The poll was certainly non-binding, and therefore also not subject to prohibition. However it was not a referendum, as such public consultations are generally understood. Even if it had been, the objective was not to extend Zelaya’s term in office. In this sense, it is important to point out that Zelaya’s term concludes in January 2010. In line with article 239 of the Honduran Constitution of 1982, Zelaya is not participating in the presidential elections of November 2009, meaning that he could have not been reelected. Moreover, it is completely uncertain what the probable National Constituent Assembly would have suggested concerning matters of presidential periods and re-elections. These suggestions would have to be approved by all Hondurans and this would have happened at a time when Zelaya would have concluded his term. Likewise, even if the Honduran public had decided that earlier presidents could become presidential candidates again, this disposition would form a part of a completely new constitution. Therefore, it cannot be regarded as an amendment to the 1982 Constitution and it would not be in violation of articles 5, 239 and 374. The National Constituent Assembly, with a mandate from the people, would derogate the previous constitution before approving the new one. The people, not president Zelaya, who by that time would be ex-president Zelaya, would decide.
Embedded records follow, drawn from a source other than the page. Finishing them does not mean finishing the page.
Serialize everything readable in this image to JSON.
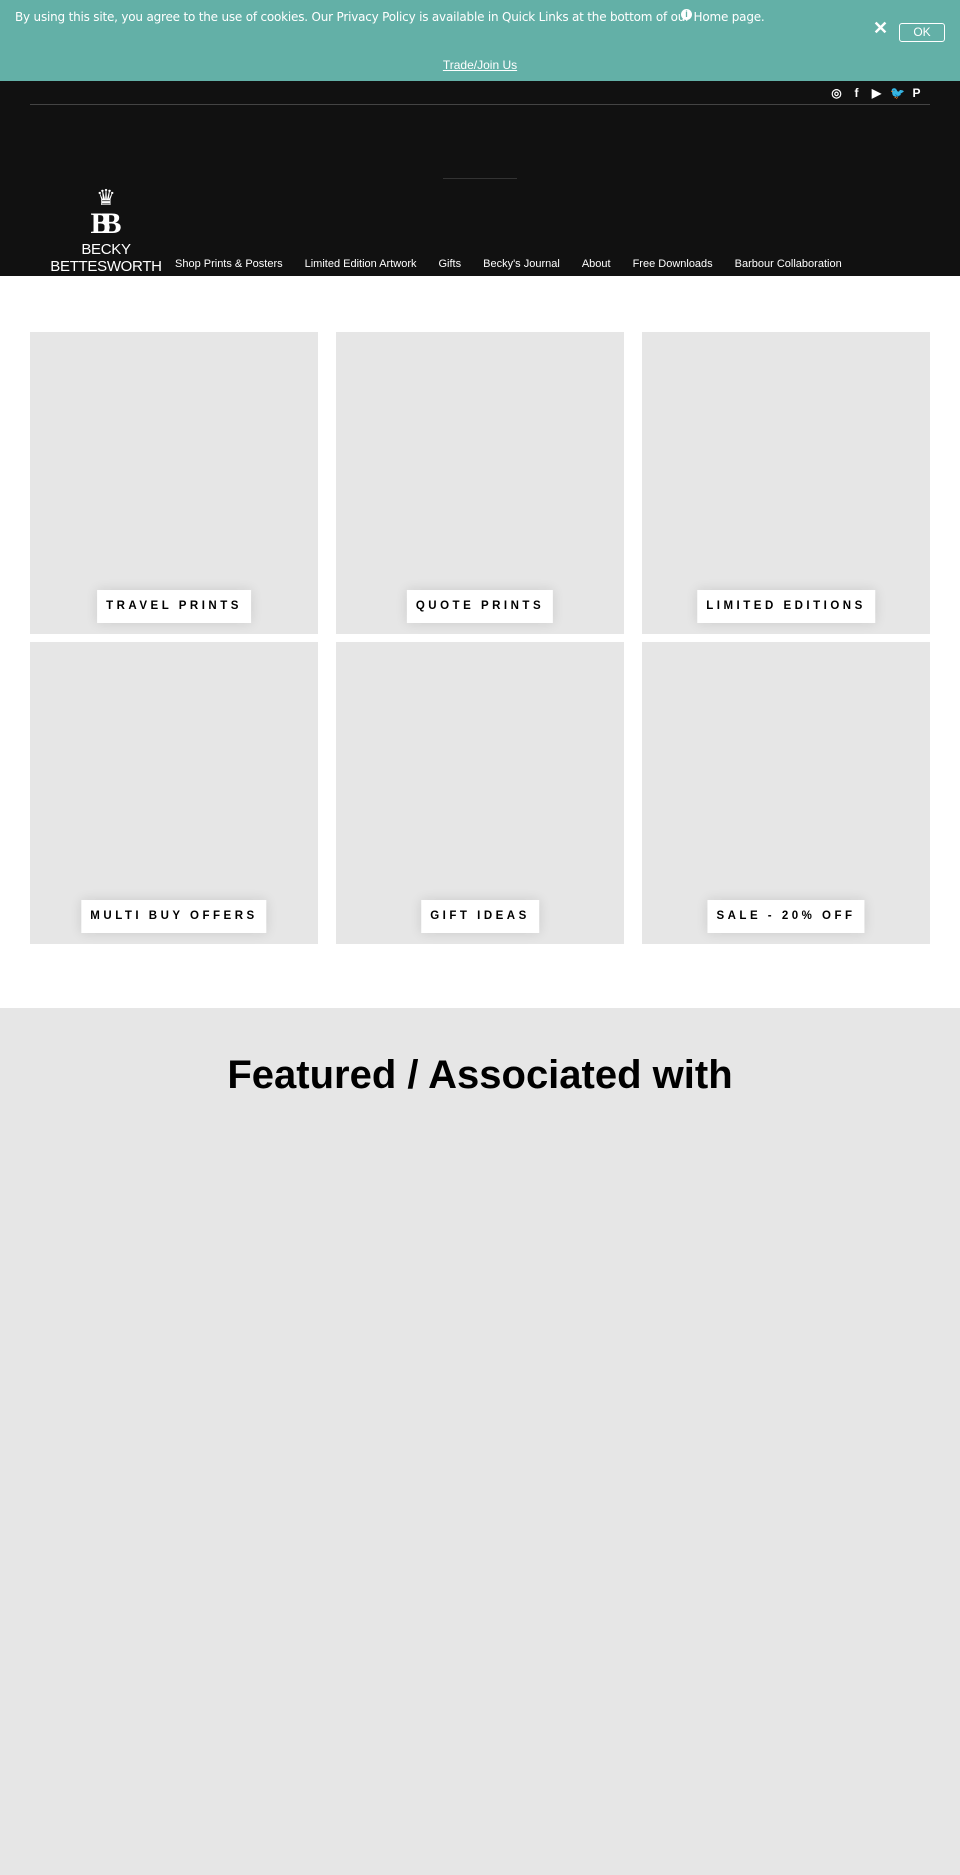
{
  "cookie_banner": {
    "message": "By using this site, you agree to the use of cookies. Our Privacy Policy is available in Quick Links at the bottom of our Home page.",
    "info_icon": "i",
    "close_label": "✕",
    "ok_label": "OK",
    "trade_link": "Trade/Join Us",
    "color": "#63b0a7"
  },
  "header": {
    "social": [
      {
        "icon": "instagram-icon",
        "glyph": "◎"
      },
      {
        "icon": "facebook-icon",
        "glyph": "f"
      },
      {
        "icon": "youtube-icon",
        "glyph": "▶"
      },
      {
        "icon": "twitter-icon",
        "glyph": "🐦"
      },
      {
        "icon": "pinterest-icon",
        "glyph": "P"
      }
    ],
    "logo": {
      "crown": "♛",
      "monogram": "BB",
      "name": "BECKY BETTESWORTH"
    },
    "nav": [
      "Shop Prints & Posters",
      "Limited Edition Artwork",
      "Gifts",
      "Becky's Journal",
      "About",
      "Free Downloads",
      "Barbour Collaboration"
    ]
  },
  "tiles": [
    "TRAVEL PRINTS",
    "QUOTE PRINTS",
    "LIMITED EDITIONS",
    "MULTI BUY OFFERS",
    "GIFT IDEAS",
    "SALE - 20% OFF"
  ],
  "featured": {
    "title": "Featured / Associated with"
  }
}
It is evident that the opposition had no legal case against President Zelaya. All they had was speculation about perfectly legal scenarios which they strongly disliked. Otherwise, they could have followed a legal procedure sheltered in article 205 nr. 22 of the 1982 Constitution, which states that public officials that are suspected to violate the law are subject to impeachment by the National Congress. As a result they helplessly unleashed a violent and barbaric preemptive strike, which has threatened civility, democracy and stability in the region."